New Daily Deals Study Finds Red Flags For The Industry – By Laura Hazard Owen
Daily deal sites are now a multi-billion-dollar industry, and new sites in an ever increasing number of niches are popping up every day. But a new Rice University study on how businesses fare when they participate in Groupon, LivingSocial, OpenTable, Travelzoo, and BuyWithMe promotions uncovered some bad news for the daily deal industry as a whole.
Most businesses don’t feel any loyalty toward a particular daily deal site, and over the next few years, the report concludes, daily deal sites will likely “have to settle for lower shares of revenues from businesses compared to their current levels, and it will be harder and more expensive for them to find viable candidates to fill their pipelines of daily deals.”
Here are some findings from the study, which was conducted by Utpal M. Dohlakia, an associate professor of management at Rice University’s business school.
—The study surveyed 324 businesses across 23 U.S. markets that participated in daily deal promotions between August 2009 and March 2011. 55.5 percent of those businesses reported making money on the deal, 26.6 percent lost money, and 17.9 percent broke even.
—The health, services, and special event industries made out the best: 70 percent of them made money on their promotions. But only 43.6 percent of restaurants surveyed, and 53.7 percent of salons and spas, made money from their promotions.
—”Item promotions,” where consumer get a deal on a specific product, service, or bundle (example: 25 percent off a spa service) worked better than “dollar promotions” ($10 for $20 worth of food). 59 percent of “item promotions” were profitable, while 47 percent of “dollar promotions” were profitable. 79 percent of the businesses that ran item promotions said they would run another daily deal; 58 percent of the business running dollar promotions said they would run another deal.
—On average, nearly 80 percent of deal users were new customers for the business, but just 35.9 percent of them spent more than the deal’s face value. 19.9 percent returned to the business to make a full-priced purchase. OpenTable does better with repeat customers: 51.9 percent of OpenTable deal users were new customers, and 30 percent of OpenTable deal users came to the restaurant again.
—21.7 percent of deal buyers never actually redeemed the deals they purchased. On the one hand, that’s a good thing for the business offering the daily deal: Non-redemption makes the deal more profitable for them. On the other hand, when deal buyers don’t redeem the deal, businesses don’t get the exposure they sought in the first place. The report recommends, “To increase the likelihood of a profitable promotion, businesses should consider offering a daily deal of relatively high face value ($50 or more), with a shallow discount (at most 25% off face value), a short redemption period (three months or less), and place a maximum limit on number of deal vouchers that consumers can buy.”
—48.1 percent of businesses surveyed said they would run another daily deal promotion, 19.8 percent said they would not, and 32.1 percent said they weren’t sure. “An industry which is able to convert less than half of the customers who try its service into certain second-time buyers is likely to run into trouble finding enough merchants to sustain itself at some point in the not-too-distant future,” the report notes.

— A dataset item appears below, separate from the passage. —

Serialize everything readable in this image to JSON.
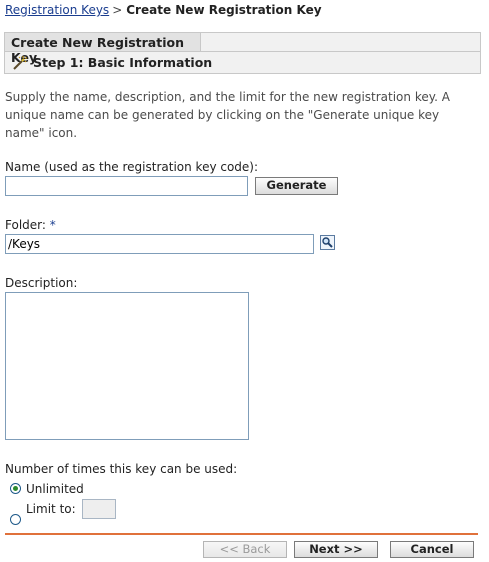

—Daily deal sites have not been successful at differentiating themselves from one another. The study found no statistically significant differences between the sites in terms of how profitable or unprofitable their deals turned out to be.
—72.8 percent of the businesses surveyed said that they would consider a different daily deal site to run their next promotion. The report’s authors conclude that daily deal sites will have to take smaller revenue cuts (they currently take between 20 and 50 percent) in order to retain merchants and sign up new ones. “I’ve learned a lot and now can see that I can cherry pick who to work with to give me the cut and the percentage off that works for me,” said a bar owner in Los Angeles.